▶ **Work item**:
From the first line to the last, restate the data exactly, leaving out the images.
** Opening Data to examine block **
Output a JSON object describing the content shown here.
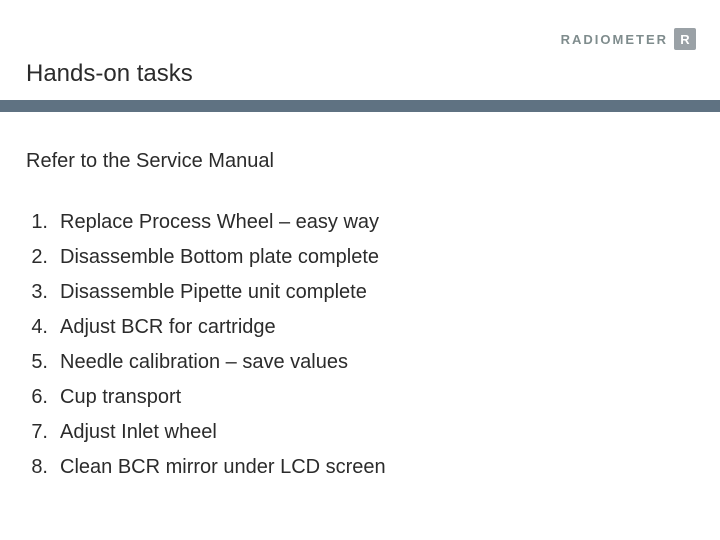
{
  "brand": {
    "name": "RADIOMETER",
    "mark": "R"
  },
  "title": "Hands-on tasks",
  "subtitle": "Refer to the Service Manual",
  "tasks": {
    "n1": "1.",
    "t1": "Replace Process Wheel – easy way",
    "n2": "2.",
    "t2": "Disassemble Bottom plate complete",
    "n3": "3.",
    "t3": "Disassemble Pipette unit complete",
    "n4": "4.",
    "t4": "Adjust BCR for cartridge",
    "n5": "5.",
    "t5": "Needle calibration – save values",
    "n6": "6.",
    "t6": "Cup transport",
    "n7": "7.",
    "t7": "Adjust Inlet wheel",
    "n8": "8.",
    "t8": "Clean BCR mirror under LCD screen"
  }
}
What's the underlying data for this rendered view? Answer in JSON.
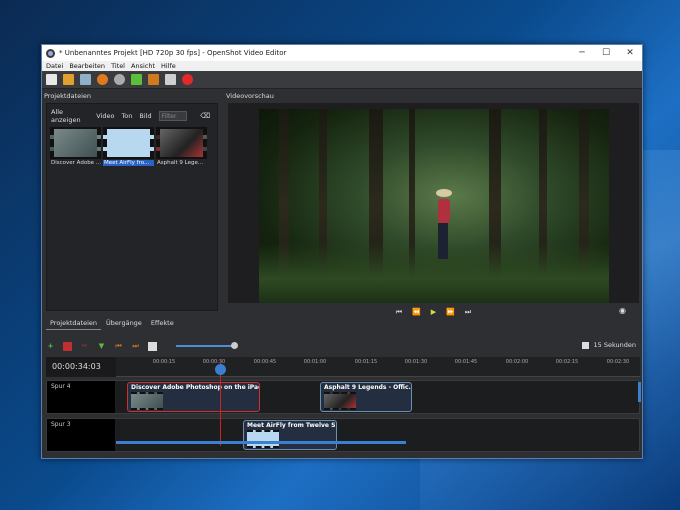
{
  "window": {
    "title": "* Unbenanntes Projekt [HD 720p 30 fps] - OpenShot Video Editor",
    "controls": [
      "─",
      "☐",
      "✕"
    ]
  },
  "menu": [
    "Datei",
    "Bearbeiten",
    "Titel",
    "Ansicht",
    "Hilfe"
  ],
  "project_panel": {
    "header": "Projektdateien",
    "filters": [
      "Alle anzeigen",
      "Video",
      "Ton",
      "Bild"
    ],
    "filter_placeholder": "Filter",
    "files": [
      {
        "label": "Discover Adobe ..."
      },
      {
        "label": "Meet AirFly fro..."
      },
      {
        "label": "Asphalt 9  Lege..."
      }
    ]
  },
  "preview_panel": {
    "header": "Videovorschau"
  },
  "playback": [
    "⏮",
    "⏪",
    "▶",
    "⏩",
    "⏭"
  ],
  "bottom_tabs": [
    "Projektdateien",
    "Übergänge",
    "Effekte"
  ],
  "timeline": {
    "seconds_label": "15 Sekunden",
    "timecode": "00:00:34:03",
    "ticks": [
      "00:00:15",
      "00:00:30",
      "00:00:45",
      "00:01:00",
      "00:01:15",
      "00:01:30",
      "00:01:45",
      "00:02:00",
      "00:02:15",
      "00:02:30"
    ],
    "tracks": [
      {
        "name": "Spur 4",
        "clips": [
          {
            "title": "Discover Adobe Photoshop on the iPad..."
          },
          {
            "title": "Asphalt 9 Legends - Offic..."
          }
        ]
      },
      {
        "name": "Spur 3",
        "clips": [
          {
            "title": "Meet AirFly from Twelve S..."
          }
        ]
      }
    ]
  },
  "colors": {
    "accent": "#3a7fd0",
    "play": "#c9e24a",
    "playhead": "#d02020"
  }
}
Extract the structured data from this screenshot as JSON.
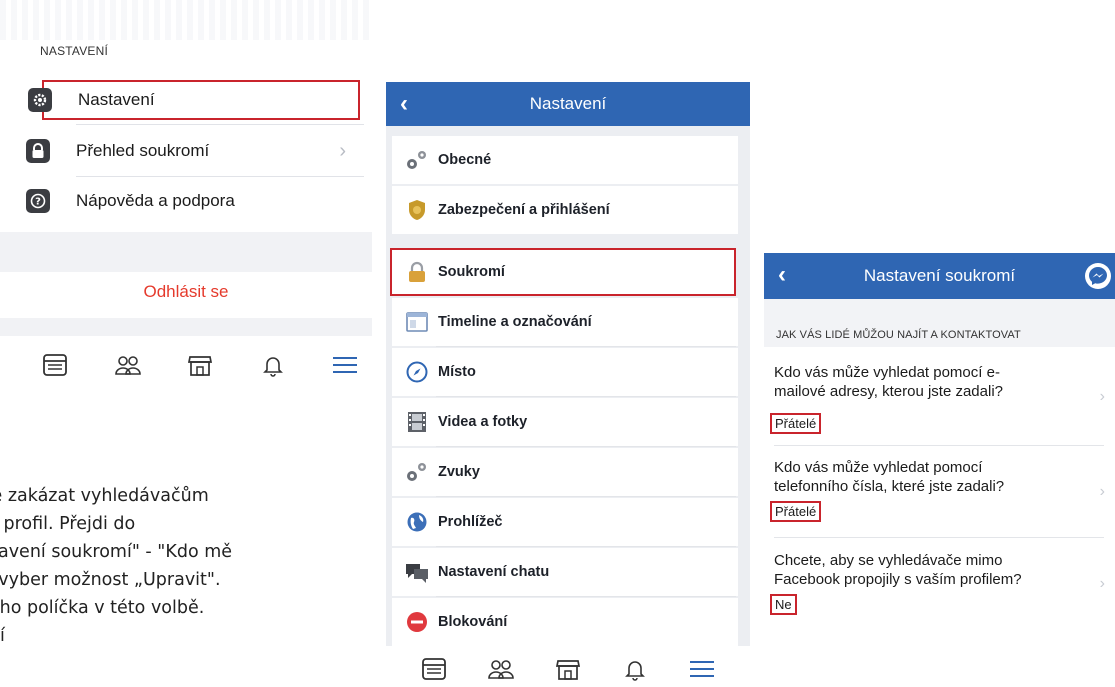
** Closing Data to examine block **
▶ **Solved exercise**:
Output a JSON object describing the content shown here.
{
  "brand": {
    "name": "RADIOMETER",
    "mark": "R"
  },
  "title": "Hands-on tasks",
  "subtitle": "Refer to the Service Manual",
  "tasks": {
    "n1": "1.",
    "t1": "Replace Process Wheel – easy way",
    "n2": "2.",
    "t2": "Disassemble Bottom plate complete",
    "n3": "3.",
    "t3": "Disassemble Pipette unit complete",
    "n4": "4.",
    "t4": "Adjust BCR for cartridge",
    "n5": "5.",
    "t5": "Needle calibration – save values",
    "n6": "6.",
    "t6": "Cup transport",
    "n7": "7.",
    "t7": "Adjust Inlet wheel",
    "n8": "8.",
    "t8": "Clean BCR mirror under LCD screen"
  }
}
What's the underlying data for this rendered view? Answer in JSON.
{
  "window": {
    "title": "* Unbenanntes Projekt [HD 720p 30 fps] - OpenShot Video Editor",
    "controls": [
      "─",
      "☐",
      "✕"
    ]
  },
  "menu": [
    "Datei",
    "Bearbeiten",
    "Titel",
    "Ansicht",
    "Hilfe"
  ],
  "project_panel": {
    "header": "Projektdateien",
    "filters": [
      "Alle anzeigen",
      "Video",
      "Ton",
      "Bild"
    ],
    "filter_placeholder": "Filter",
    "files": [
      {
        "label": "Discover Adobe ..."
      },
      {
        "label": "Meet AirFly fro..."
      },
      {
        "label": "Asphalt 9  Lege..."
      }
    ]
  },
  "preview_panel": {
    "header": "Videovorschau"
  },
  "playback": [
    "⏮",
    "⏪",
    "▶",
    "⏩",
    "⏭"
  ],
  "bottom_tabs": [
    "Projektdateien",
    "Übergänge",
    "Effekte"
  ],
  "timeline": {
    "seconds_label": "15 Sekunden",
    "timecode": "00:00:34:03",
    "ticks": [
      "00:00:15",
      "00:00:30",
      "00:00:45",
      "00:01:00",
      "00:01:15",
      "00:01:30",
      "00:01:45",
      "00:02:00",
      "00:02:15",
      "00:02:30"
    ],
    "tracks": [
      {
        "name": "Spur 4",
        "clips": [
          {
            "title": "Discover Adobe Photoshop on the iPad..."
          },
          {
            "title": "Asphalt 9 Legends - Offic..."
          }
        ]
      },
      {
        "name": "Spur 3",
        "clips": [
          {
            "title": "Meet AirFly from Twelve S..."
          }
        ]
      }
    ]
  },
  "colors": {
    "accent": "#3a7fd0",
    "play": "#c9e24a",
    "playhead": "#d02020"
  }
}
Extract the structured data from this screenshot as JSON.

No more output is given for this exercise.